This year in particular, BCIP has secured an impressive amount of exonerations and releases, using new evidence and instances of misconduct, with three major victories in 2020 alone:
We are witnessing a critical moment in our nation’s history. Over the past few months, we have found ourselves looking inward at the traditional pillars of society, re-evaluating their fairness and justness.
A new organization, the BC Law Chapter of the People’s Parity Project, aims to evaluate and disable injustices within the legal community from the inside out. Writing a guest post today are organization leaders Daniel McLaughlin and Will Petrone, discussing court reform and the organization in general. If you are interested in getting involved with the BC chapter of the People’s Parity Project, contact email@example.com.

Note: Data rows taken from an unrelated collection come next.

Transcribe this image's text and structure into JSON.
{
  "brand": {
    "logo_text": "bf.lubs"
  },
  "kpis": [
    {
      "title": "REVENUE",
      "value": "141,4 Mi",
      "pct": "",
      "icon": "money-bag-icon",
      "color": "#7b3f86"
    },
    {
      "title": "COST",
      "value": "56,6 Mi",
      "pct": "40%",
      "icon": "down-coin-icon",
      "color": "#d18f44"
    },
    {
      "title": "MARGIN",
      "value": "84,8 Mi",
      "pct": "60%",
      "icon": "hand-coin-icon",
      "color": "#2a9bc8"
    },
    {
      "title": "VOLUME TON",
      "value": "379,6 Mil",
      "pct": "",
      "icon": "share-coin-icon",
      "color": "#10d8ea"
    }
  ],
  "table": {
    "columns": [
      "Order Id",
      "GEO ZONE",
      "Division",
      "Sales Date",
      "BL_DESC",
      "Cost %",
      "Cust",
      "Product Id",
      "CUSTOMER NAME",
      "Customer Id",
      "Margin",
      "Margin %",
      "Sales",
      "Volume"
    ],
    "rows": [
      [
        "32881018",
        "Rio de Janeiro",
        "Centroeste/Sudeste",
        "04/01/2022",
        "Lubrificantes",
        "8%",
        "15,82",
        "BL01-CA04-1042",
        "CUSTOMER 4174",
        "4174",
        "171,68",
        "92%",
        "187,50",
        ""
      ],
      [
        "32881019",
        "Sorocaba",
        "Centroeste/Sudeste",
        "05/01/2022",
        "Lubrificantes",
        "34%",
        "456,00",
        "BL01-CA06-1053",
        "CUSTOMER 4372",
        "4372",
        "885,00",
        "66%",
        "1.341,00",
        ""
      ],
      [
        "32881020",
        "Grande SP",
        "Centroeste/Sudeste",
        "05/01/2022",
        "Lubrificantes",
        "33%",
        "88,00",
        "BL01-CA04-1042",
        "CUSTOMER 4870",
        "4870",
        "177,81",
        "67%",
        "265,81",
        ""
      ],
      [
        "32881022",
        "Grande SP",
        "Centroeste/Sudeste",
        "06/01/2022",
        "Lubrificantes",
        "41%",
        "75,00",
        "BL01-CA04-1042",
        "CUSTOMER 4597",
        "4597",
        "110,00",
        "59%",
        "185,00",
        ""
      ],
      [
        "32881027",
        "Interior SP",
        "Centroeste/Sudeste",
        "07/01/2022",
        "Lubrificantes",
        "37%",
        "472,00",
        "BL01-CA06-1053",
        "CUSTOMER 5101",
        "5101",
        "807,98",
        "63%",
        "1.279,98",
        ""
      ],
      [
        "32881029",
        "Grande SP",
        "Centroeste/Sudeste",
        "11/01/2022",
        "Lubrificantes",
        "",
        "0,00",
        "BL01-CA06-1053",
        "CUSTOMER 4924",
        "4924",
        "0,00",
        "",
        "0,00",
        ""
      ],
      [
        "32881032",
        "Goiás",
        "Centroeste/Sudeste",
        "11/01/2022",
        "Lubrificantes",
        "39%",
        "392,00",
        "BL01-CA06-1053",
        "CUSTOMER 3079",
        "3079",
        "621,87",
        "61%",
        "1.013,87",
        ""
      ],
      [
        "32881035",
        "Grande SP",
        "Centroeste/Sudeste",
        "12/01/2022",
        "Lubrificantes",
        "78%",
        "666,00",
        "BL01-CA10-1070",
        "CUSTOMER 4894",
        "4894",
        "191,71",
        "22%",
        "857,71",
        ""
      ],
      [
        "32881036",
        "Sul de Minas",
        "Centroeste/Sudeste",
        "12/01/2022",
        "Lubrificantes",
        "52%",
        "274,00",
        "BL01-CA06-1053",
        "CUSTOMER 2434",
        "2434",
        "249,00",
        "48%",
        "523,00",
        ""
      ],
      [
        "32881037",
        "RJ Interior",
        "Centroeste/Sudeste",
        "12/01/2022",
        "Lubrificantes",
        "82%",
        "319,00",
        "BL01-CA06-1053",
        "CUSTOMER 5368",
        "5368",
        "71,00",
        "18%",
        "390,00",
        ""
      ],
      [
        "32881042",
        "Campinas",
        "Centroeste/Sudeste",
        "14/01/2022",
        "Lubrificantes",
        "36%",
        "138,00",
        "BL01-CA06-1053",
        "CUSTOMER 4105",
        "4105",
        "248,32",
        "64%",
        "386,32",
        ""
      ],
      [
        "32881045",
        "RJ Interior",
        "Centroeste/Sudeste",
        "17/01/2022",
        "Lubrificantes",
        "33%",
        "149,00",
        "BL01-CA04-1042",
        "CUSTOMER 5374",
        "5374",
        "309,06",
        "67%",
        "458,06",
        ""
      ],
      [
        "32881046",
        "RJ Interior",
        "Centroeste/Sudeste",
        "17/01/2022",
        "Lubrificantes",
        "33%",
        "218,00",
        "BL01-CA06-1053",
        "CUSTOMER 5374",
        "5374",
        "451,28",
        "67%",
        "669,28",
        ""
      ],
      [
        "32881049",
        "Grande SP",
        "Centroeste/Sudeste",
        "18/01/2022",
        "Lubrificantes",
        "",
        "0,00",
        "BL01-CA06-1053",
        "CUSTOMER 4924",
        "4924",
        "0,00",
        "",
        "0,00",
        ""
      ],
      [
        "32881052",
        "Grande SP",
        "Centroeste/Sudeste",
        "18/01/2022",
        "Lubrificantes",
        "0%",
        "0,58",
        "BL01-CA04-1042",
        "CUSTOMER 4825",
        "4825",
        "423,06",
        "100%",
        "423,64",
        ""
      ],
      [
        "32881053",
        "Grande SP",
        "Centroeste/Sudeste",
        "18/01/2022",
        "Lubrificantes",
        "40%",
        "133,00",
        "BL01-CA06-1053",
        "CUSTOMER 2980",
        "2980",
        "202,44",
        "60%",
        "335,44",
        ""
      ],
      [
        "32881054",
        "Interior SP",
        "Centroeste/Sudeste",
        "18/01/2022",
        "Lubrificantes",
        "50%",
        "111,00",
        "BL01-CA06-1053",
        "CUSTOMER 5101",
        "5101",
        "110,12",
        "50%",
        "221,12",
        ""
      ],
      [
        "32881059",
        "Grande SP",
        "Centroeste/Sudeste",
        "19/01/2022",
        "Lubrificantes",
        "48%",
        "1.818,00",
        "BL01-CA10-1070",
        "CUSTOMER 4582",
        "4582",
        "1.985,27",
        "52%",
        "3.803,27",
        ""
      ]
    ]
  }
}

Before we came to law school, many of us probably thought that the law and the legal system were inherently fair, and judges and justices were non-political. But as law students, we have some insight into the system, and as we’ve progressed through our law school careers, many of us have been surprised to see that judges are human. And importantly, the judiciary is not as insulated from politics and biases as we had once thought. These days, the Court is clearly politicized, and right now in particular, it is dominating the news cycle. Although most Americans think that the next president should fill the seat, Senate Republicans, representing less than half of the U.S. population, have confirmed Amy Coney Barrett’s appointment to the U.S. Supreme Court. Conservative justices now have a 6-3 majority, and are posed to threaten a woman’s right to choose, the Affordable Care Act, and so much more.
Fortunately, law school’s peek behind the curtain allows us a sliver of hope. Court reform is possible, and it would make sure that the death of one justice does not pose such a drastic threat to civil rights, our environment, and health care for all. It would also help to make sure that courts are not able to block the progress the majority of this country believes is necessary and wants to see. With the election so close at hand, it’s all the more important to advocate for these reforms to the candidates who seek to secure our votes, and channel our frustrations with the current system into momentum for change.